Army ants!



video
In the event you haven't seen army ants (Genus most likely Eciton) in action, prepare to be amazed! They are quite readily found in the forests around Chan Chich Lodge and Gallon Jug Estate. We came across this massive swarm on the move and completely covering the trail. So much so that we decided to turn back rather than risk painful bites. Army ants don't maintain a permanent nest -- they are constantly on the move and there are more than 200 species of them, throughout both the New and Old World tropics. The swarming behavior is one form of foraging for the small invertebrates that comprise their diet.

I've uploaded this 9-second video twice so you can get an idea of how impressive this massive swarm was. However, I'm having trouble playing it back ... but that could just be me because of our slow connect time. Maybe it's fine?? I'm posting a still photo below, in the event that others have problems with the video as well -- although I must say, the video is a lot more impressive!

Tuesday, October 12, 2010

A New Meaning to Creepy Crawly

Just below Bruce's little finger is one of the largest wasps to be found: a tarantula hawk (Genus: Pepsis). This is an amazing creature that stings, captures and drags tarantula spiders off to its "lair," aka specially prepared nest.

What happens next, you won't believe. The wasp lays its egg on the spider. The hatched larva feeds on the living spider -- saving the spider's vital organs for last in order to keep it alive longer -- before emerging from the nest as an adult. Tarantulas are not small spiders -- they are about the size of the palm of your hand. Check out the wasp above -- it's fully a couple inches long!

There are many species of tarantula hawk throughout the USA and into South America. We've encountered them frequently in and around Chan Chich Lodge/Gallon Jug Estate. It's only recently that I learned that its sting is rated as one of the most painful of any insect, apparently excruciating.

Not to worry. Fortunately, the tarantula hawk shows little interest in humans and we've never heard of any one being stung by one of these amazing, if somewhat creepy, creatures.

Friday, October 8, 2010

Goodby Ben & Amanda


Sadly, we've recently learned that managers Ben & Amanda, will be leaving Chan Chich Lodge and returning to the USA to pursue other endeavors. They will be missed in our community and by the many guests that have come to know them over the past 4 years. This beautiful Gallon Jug sunset seems an appropriate way to say goodby to dear friends, and we wish them the very best.

Tuesday, October 5, 2010

Foggy Peccary


So it must have been a rainy and humid day, given the fogginess of this image, taken in July near Chan Chich Lodge.
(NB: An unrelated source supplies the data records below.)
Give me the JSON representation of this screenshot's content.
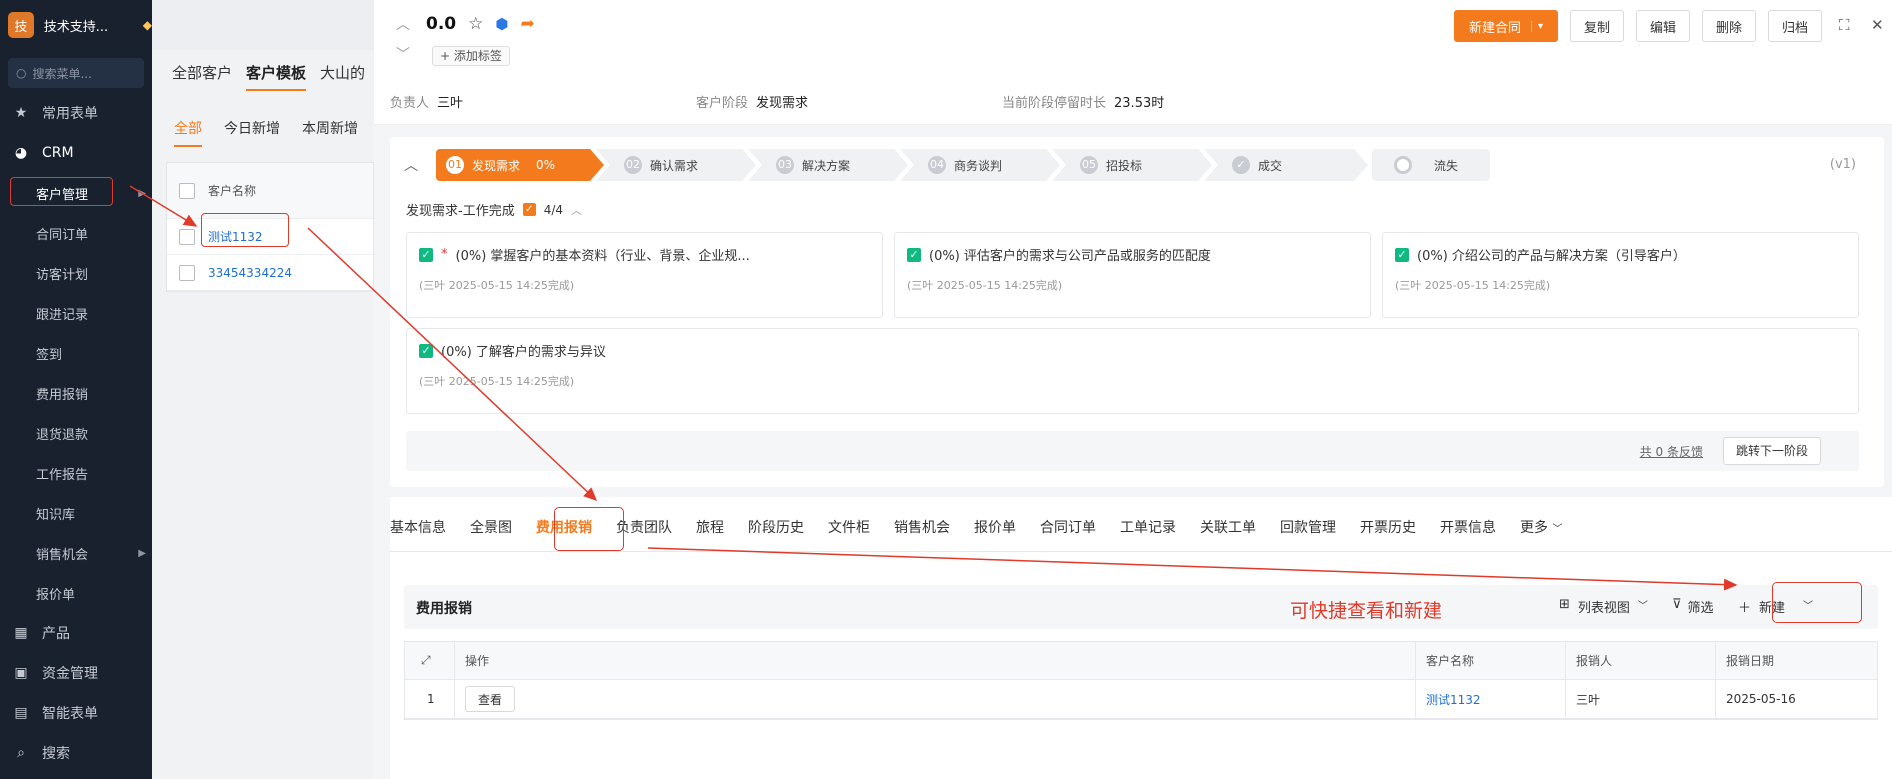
{
  "sidebar": {
    "logo": "技",
    "brand": "技术支持...",
    "search_placeholder": "搜索菜单...",
    "groups": [
      {
        "label": "常用表单",
        "icon": "star-icon"
      },
      {
        "label": "CRM",
        "icon": "pie-icon"
      }
    ],
    "crm_items": [
      "客户管理",
      "合同订单",
      "访客计划",
      "跟进记录",
      "签到",
      "费用报销",
      "退货退款",
      "工作报告",
      "知识库",
      "销售机会",
      "报价单"
    ],
    "bottom_groups": [
      {
        "label": "产品",
        "icon": "cube-icon"
      },
      {
        "label": "资金管理",
        "icon": "wallet-icon"
      },
      {
        "label": "智能表单",
        "icon": "form-icon"
      },
      {
        "label": "搜索",
        "icon": "search-icon"
      }
    ]
  },
  "bg": {
    "tabs": [
      "全部客户",
      "客户模板",
      "大山的"
    ],
    "filters": [
      "全部",
      "今日新增",
      "本周新增"
    ],
    "col_name": "客户名称",
    "rows": [
      "测试1132",
      "33454334224"
    ]
  },
  "record": {
    "title": "0.0",
    "add_tag": "+ 添加标签",
    "buttons": {
      "new_contract": "新建合同",
      "copy": "复制",
      "edit": "编辑",
      "delete": "删除",
      "archive": "归档"
    },
    "meta": {
      "owner_label": "负责人",
      "owner": "三叶",
      "stage_label": "客户阶段",
      "stage": "发现需求",
      "duration_label": "当前阶段停留时长",
      "duration": "23.53时"
    }
  },
  "stages": {
    "version": "(v1)",
    "items": [
      {
        "num": "01",
        "label": "发现需求",
        "pct": "0%"
      },
      {
        "num": "02",
        "label": "确认需求"
      },
      {
        "num": "03",
        "label": "解决方案"
      },
      {
        "num": "04",
        "label": "商务谈判"
      },
      {
        "num": "05",
        "label": "招投标"
      },
      {
        "num": "",
        "label": "成交"
      },
      {
        "num": "",
        "label": "流失"
      }
    ],
    "work_title": "发现需求-工作完成",
    "work_count": "4/4",
    "tasks": [
      {
        "text": "(0%)  掌握客户的基本资料（行业、背景、企业规...",
        "required": "*",
        "meta": "(三叶 2025-05-15 14:25完成)"
      },
      {
        "text": "(0%)  评估客户的需求与公司产品或服务的匹配度",
        "meta": "(三叶 2025-05-15 14:25完成)"
      },
      {
        "text": "(0%)  介绍公司的产品与解决方案（引导客户）",
        "meta": "(三叶 2025-05-15 14:25完成)"
      },
      {
        "text": "(0%)  了解客户的需求与异议",
        "meta": "(三叶 2025-05-15 14:25完成)"
      }
    ],
    "feedback": "共 0 条反馈",
    "next_stage": "跳转下一阶段"
  },
  "detail_tabs": [
    "基本信息",
    "全景图",
    "费用报销",
    "负责团队",
    "旅程",
    "阶段历史",
    "文件柜",
    "销售机会",
    "报价单",
    "合同订单",
    "工单记录",
    "关联工单",
    "回款管理",
    "开票历史",
    "开票信息",
    "更多"
  ],
  "expense": {
    "title": "费用报销",
    "annotation": "可快捷查看和新建",
    "view": "列表视图",
    "filter": "筛选",
    "new": "新建",
    "columns": [
      "操作",
      "客户名称",
      "报销人",
      "报销日期"
    ],
    "rows": [
      {
        "idx": "1",
        "action": "查看",
        "customer": "测试1132",
        "person": "三叶",
        "date": "2025-05-16"
      }
    ]
  },
  "colors": {
    "accent": "#f37b1d",
    "sidebar": "#19212f",
    "annotation": "#e03a2b",
    "link": "#1f6fd1"
  }
}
But, I hope you'll make allowances since I'm sharing a new species with you ... a collared peccary(Pecari tajacu) . Belize has 2 peccary species, the other being the "warrie" or white-lipped peccary that I've written about before.

Even though the collared peccary is the more common of the two and quite frequently seen, for some reason, it hasn't been photographed recently. Since it can inhabit all sorts of habitats, that is a little surprising. This species is found in the southwest USA continuing south to Argentina. Its pig-like snout is adapted for rooting around on the ground for roots, tubers and even invertebrates and small vertebrates that make up its diet. Found singly, or in groups of up to 20, this is another important member of the biodiversity near Chan Chich Lodge.

Friday, October 1, 2010

Chan Chich Agouti

Here's a fairly nice photo of an agouti (Dasyprocta punctata), a large and common rodent that I've written about before (see 16 February 2010). In terms of its ecology, the agouti is territorial and terrestrial, although it does like being near water. Chan Chich creek meanders only 100 or so meters from this camera location, so this agouti should feel right at home. Agoutis seem to run on tiptoes and are capable of fairly high jumps straight up when startled.

This is a July photo at Chan Chich Lodge, early in the morning, so the infra-red flash gave us a black-and-white image. There were quite a few images in this series, of which this was clearly the best. I've found that the image quality really goes down during the hot summer months -- when the temperatures and humidity are really high. It'll be interesting to see whether, come January, the image quality improves.